==== PROVIDED DATA

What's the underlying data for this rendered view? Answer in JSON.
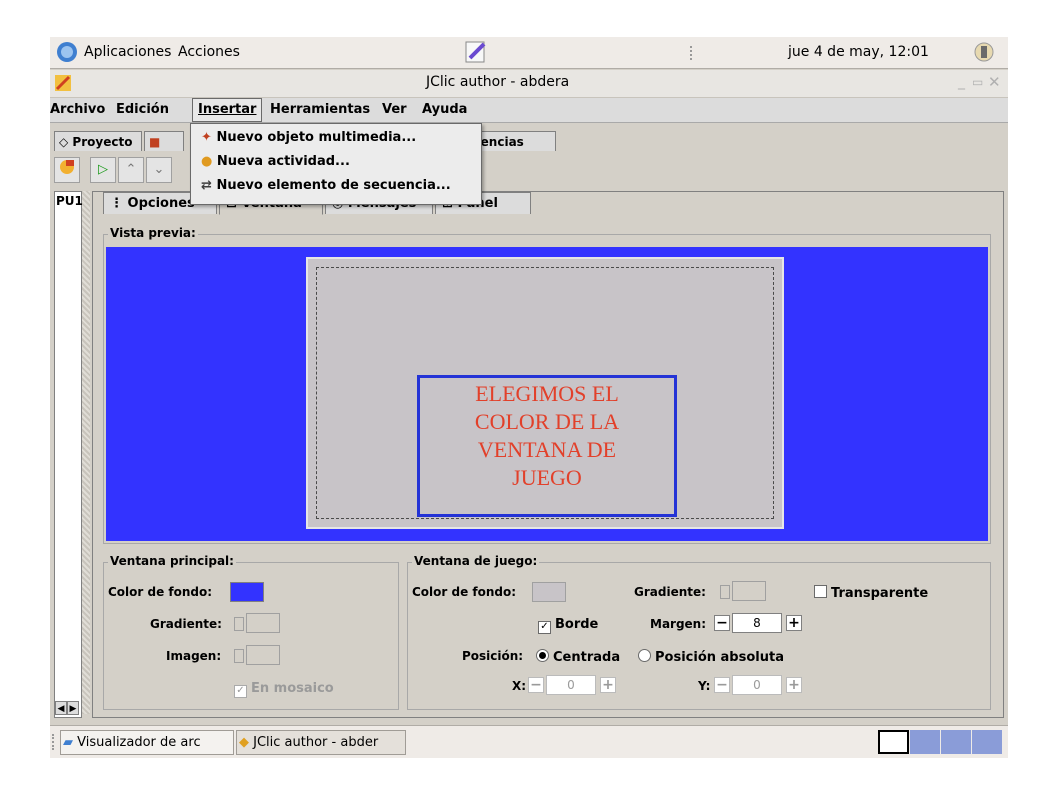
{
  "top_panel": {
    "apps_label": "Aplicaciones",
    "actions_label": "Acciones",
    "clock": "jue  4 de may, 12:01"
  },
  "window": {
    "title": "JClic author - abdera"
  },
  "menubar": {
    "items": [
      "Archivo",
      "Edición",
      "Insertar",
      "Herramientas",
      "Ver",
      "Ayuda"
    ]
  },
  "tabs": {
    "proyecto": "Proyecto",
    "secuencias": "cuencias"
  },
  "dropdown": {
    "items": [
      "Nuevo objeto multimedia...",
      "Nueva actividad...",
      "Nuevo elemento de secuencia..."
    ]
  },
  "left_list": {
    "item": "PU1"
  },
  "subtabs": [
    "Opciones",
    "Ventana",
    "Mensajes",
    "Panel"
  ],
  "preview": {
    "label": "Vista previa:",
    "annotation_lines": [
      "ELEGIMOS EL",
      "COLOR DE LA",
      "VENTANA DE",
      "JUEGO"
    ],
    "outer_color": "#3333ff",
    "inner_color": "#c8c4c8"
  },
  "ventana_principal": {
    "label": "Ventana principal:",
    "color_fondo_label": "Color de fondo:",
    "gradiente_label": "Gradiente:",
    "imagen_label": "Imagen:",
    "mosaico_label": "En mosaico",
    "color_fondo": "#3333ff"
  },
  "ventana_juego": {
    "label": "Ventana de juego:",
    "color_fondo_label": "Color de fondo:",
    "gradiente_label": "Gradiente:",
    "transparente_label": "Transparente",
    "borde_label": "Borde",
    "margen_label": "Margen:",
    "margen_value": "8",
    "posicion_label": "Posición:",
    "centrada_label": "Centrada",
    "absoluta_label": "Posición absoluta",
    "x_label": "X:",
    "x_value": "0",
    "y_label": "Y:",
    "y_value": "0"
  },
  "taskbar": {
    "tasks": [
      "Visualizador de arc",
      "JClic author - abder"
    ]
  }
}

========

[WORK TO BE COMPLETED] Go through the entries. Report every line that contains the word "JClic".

[SOLUTION]
    "title": "JClic author - abdera"
      "JClic author - abder"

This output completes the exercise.